POSTED 10 FEB 2005
When quantity equals quality
One of the big advantages of the Fermilab neutrino project is quantity: it is expected to detect about 1,500 neutrinos per year, at a cost of $171-million for equipment, excavation, and installation. That figure does not include salaries for more than 200 researchers from Brazil, France, Greece, Russia, the United Kingdom and the United States. The project was funded by the U.S. Department of Energy, the National Science Foundation, the British Particle Physics and Astronomy Research Council, the State of Minnesota and the University of Minnesota.

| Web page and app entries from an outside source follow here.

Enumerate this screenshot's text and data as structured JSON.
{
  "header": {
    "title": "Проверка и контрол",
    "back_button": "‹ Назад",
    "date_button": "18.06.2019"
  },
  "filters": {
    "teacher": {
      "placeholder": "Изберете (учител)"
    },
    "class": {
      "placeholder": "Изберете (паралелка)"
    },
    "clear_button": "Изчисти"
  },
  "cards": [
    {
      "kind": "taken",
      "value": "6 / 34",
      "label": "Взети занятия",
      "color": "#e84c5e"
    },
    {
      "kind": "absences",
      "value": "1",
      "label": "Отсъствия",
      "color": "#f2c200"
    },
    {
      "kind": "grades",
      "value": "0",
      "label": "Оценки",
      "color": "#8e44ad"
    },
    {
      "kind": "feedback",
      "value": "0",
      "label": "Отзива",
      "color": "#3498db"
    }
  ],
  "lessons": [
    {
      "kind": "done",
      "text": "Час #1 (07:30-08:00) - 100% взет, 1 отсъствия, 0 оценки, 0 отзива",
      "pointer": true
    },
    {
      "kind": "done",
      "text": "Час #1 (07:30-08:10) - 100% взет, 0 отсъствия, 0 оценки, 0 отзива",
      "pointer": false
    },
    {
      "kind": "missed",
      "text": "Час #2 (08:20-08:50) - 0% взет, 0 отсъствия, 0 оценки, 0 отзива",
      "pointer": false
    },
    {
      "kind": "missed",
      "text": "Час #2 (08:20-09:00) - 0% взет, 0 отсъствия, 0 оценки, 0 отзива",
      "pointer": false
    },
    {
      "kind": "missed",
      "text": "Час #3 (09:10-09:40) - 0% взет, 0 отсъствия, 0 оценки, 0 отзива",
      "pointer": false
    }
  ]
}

When you spend that kind of money, you worry about a lot of stuff. One thing you don't have to fret about is health damage from neutrinos -- whether "natural" neuts from the sun, or unnatural neuts, like those Fermilab is making: Sticks and stones can break your bones, but neutrinos will never hit you... And that's a good thing, as we are drenched in a constant rain of neutrinos.
So you've reached this point, but you still can't see the point of neutrino research. Why worry about a particle so light that it costs a couple hundred million bucks to measure its mass? Well, one massless particle is called the photon, and it carries light...
While light is handy for practical and scientific purposes, neutrinos are a key to understanding the world on the smallest scale. Nobody's promising anything practical like, say, a neutrino-based computer memory or neutrino treatment for disease.
Instead, the goal is simple: to learn more about a particle that hates to be measured. "The goal is to nail down the parameters of neutrino oscillation, measure the properties," Greg Bock, project manager for neutrinos source, tells us at lunch. Bock says that after one year of operation, the researchers hope to amass enough data to make an initial estimate of how fast neutrinos change flavor.
The Why Files asked Edward Kearns, a neutrino researcher at Boston University, about the significance of neutrinos. "The first answer is that it's basic research, and that has a long history in the United States and elsewhere. If you pursue basic research, not only are you showing that there is intellectual vigor in your society, but you find all sort of things that have unexpected consequences, and that may have a payback."
Such a statement is particularly relevant to users of the web, says Kearns: "The world wide web was developed by particle physicists to talk to each other at CERN," the European particle physics lab. Other important technologies have roots in particle physics, he adds. "Medical imaging often has very close ties to particle physics, and the original proton therapies for cancer were done at labs like Fermilab, so there are definitely spin-offs."
The root of the interest in neutrinos is this: particle physicists want "to boil things down to small number of rules," Kearns says. "If there are any loose ends, we have to take that string and pull on it. We never knew if neutrinos had mass, but mass made them interfere with each other [causing a change in flavor]. ... This is telling us something fundamental about the neutrino, but we have not figured out what to do with the information.
Bet you can figure out what to do with information in our bibliography...
Megan Anderson, project assistant; Terry Devitt, editor; S.V. Medaris, designer/illustrator; David Tenenbaum, feature writer; Amy Toburen, content development executive